* **REQUIREMENT**
Each line below that contains the word "Patient" must be copied.

* **MATERIAL FOR THIS TASK**
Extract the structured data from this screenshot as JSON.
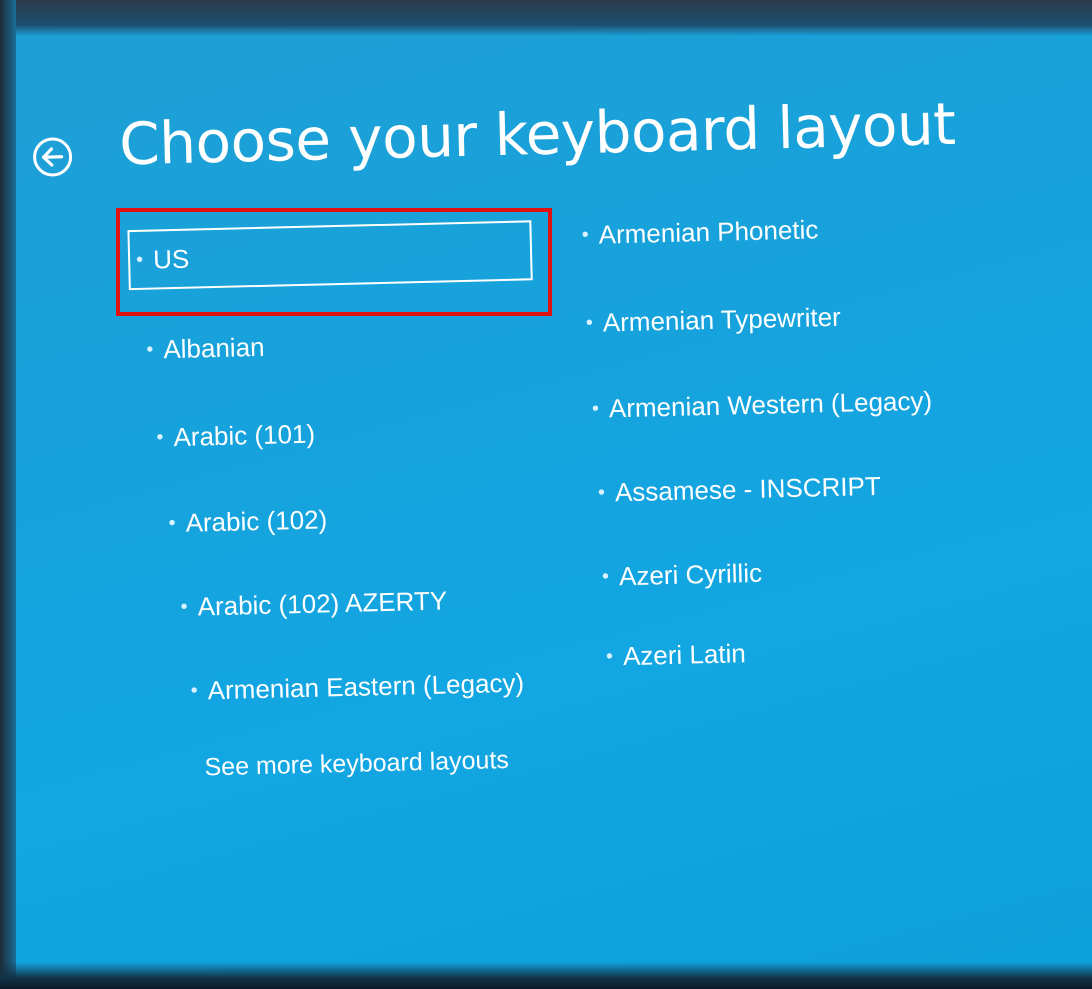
{
  "page": {
    "title": "Choose your keyboard layout",
    "back_icon": "back-arrow-icon"
  },
  "layouts_left": [
    {
      "label": "US",
      "selected": true
    },
    {
      "label": "Albanian",
      "selected": false
    },
    {
      "label": "Arabic (101)",
      "selected": false
    },
    {
      "label": "Arabic (102)",
      "selected": false
    },
    {
      "label": "Arabic (102) AZERTY",
      "selected": false
    },
    {
      "label": "Armenian Eastern (Legacy)",
      "selected": false
    }
  ],
  "layouts_right": [
    {
      "label": "Armenian Phonetic"
    },
    {
      "label": "Armenian Typewriter"
    },
    {
      "label": "Armenian Western (Legacy)"
    },
    {
      "label": "Assamese - INSCRIPT"
    },
    {
      "label": "Azeri Cyrillic"
    },
    {
      "label": "Azeri Latin"
    }
  ],
  "see_more": "See more keyboard layouts",
  "bullet_glyph": "•",
  "colors": {
    "background": "#12a6e2",
    "text": "#ffffff",
    "highlight": "#e11111"
  }
}
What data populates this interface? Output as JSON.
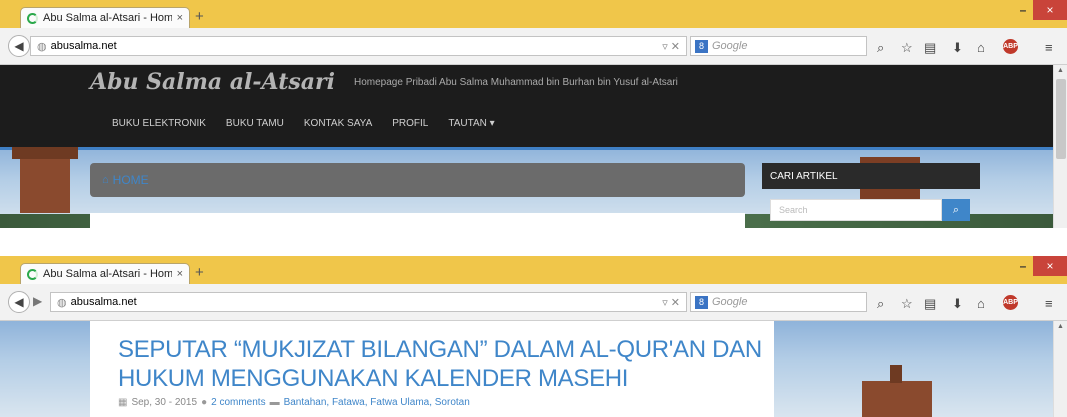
{
  "browser": {
    "tab_title": "Abu Salma al-Atsari - Hom...",
    "tab_close": "×",
    "new_tab": "+",
    "url": "abusalma.net",
    "search_placeholder": "Google",
    "search_engine_glyph": "8",
    "window_controls": {
      "minimize": "–",
      "maximize": "□",
      "close": "×"
    },
    "toolbar_icons": [
      "search-icon",
      "star-icon",
      "reading-list-icon",
      "download-icon",
      "home-icon",
      "adblock-icon",
      "menu-icon"
    ],
    "adblock_label": "ABP"
  },
  "site": {
    "brand": "Abu Salma al-Atsari",
    "tagline": "Homepage Pribadi Abu Salma Muhammad bin Burhan bin Yusuf al-Atsari",
    "menu": [
      "BUKU ELEKTRONIK",
      "BUKU TAMU",
      "KONTAK SAYA",
      "PROFIL",
      "TAUTAN ▾"
    ],
    "breadcrumb": "HOME",
    "sidebar_title": "CARI ARTIKEL",
    "sidebar_search_placeholder": "Search"
  },
  "post": {
    "title": "SEPUTAR “MUKJIZAT BILANGAN” DALAM AL-QUR'AN DAN HUKUM MENGGUNAKAN KALENDER MASEHI",
    "date": "Sep, 30 - 2015",
    "comments": "2 comments",
    "categories": "Bantahan, Fatawa, Fatwa Ulama, Sorotan"
  },
  "colors": {
    "accent": "#3f86c9",
    "titlebar": "#f0c64a",
    "header": "#1c1c1c"
  }
}
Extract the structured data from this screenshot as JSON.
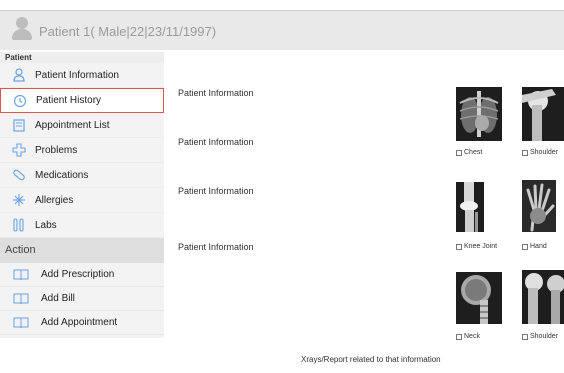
{
  "header": {
    "patient_title": "Patient 1( Male|22|23/11/1997)"
  },
  "sidebar": {
    "section_label": "Patient",
    "items": [
      {
        "label": "Patient Information",
        "icon": "person-icon"
      },
      {
        "label": "Patient History",
        "icon": "history-icon"
      },
      {
        "label": "Appointment List",
        "icon": "calendar-list-icon"
      },
      {
        "label": "Problems",
        "icon": "medical-cross-icon"
      },
      {
        "label": "Medications",
        "icon": "pill-icon"
      },
      {
        "label": "Allergies",
        "icon": "allergy-icon"
      },
      {
        "label": "Labs",
        "icon": "lab-flask-icon"
      }
    ],
    "selected_index": 1,
    "action_header": "Action",
    "actions": [
      {
        "label": "Add Prescription",
        "icon": "book-icon"
      },
      {
        "label": "Add Bill",
        "icon": "book-icon"
      },
      {
        "label": "Add Appointment",
        "icon": "book-icon"
      }
    ]
  },
  "main": {
    "info_labels": [
      "Patient Information",
      "Patient Information",
      "Patient Information",
      "Patient Information"
    ],
    "xrays": [
      {
        "caption": "Chest"
      },
      {
        "caption": "Shoulder"
      },
      {
        "caption": "Knee Joint"
      },
      {
        "caption": "Hand"
      },
      {
        "caption": "Neck"
      },
      {
        "caption": "Shoulder"
      }
    ],
    "footer_note": "Xrays/Report related to that information"
  },
  "colors": {
    "accent": "#6aa3e6",
    "selected_border": "#e05353",
    "header_bg": "#e9e9e9"
  }
}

* **COMPLETED EXERCISE**
    "patient_title": "Patient 1( Male|22|23/11/1997)"
    "section_label": "Patient",
        "label": "Patient Information",
        "label": "Patient History",
      "Patient Information",
      "Patient Information",
      "Patient Information",
      "Patient Information"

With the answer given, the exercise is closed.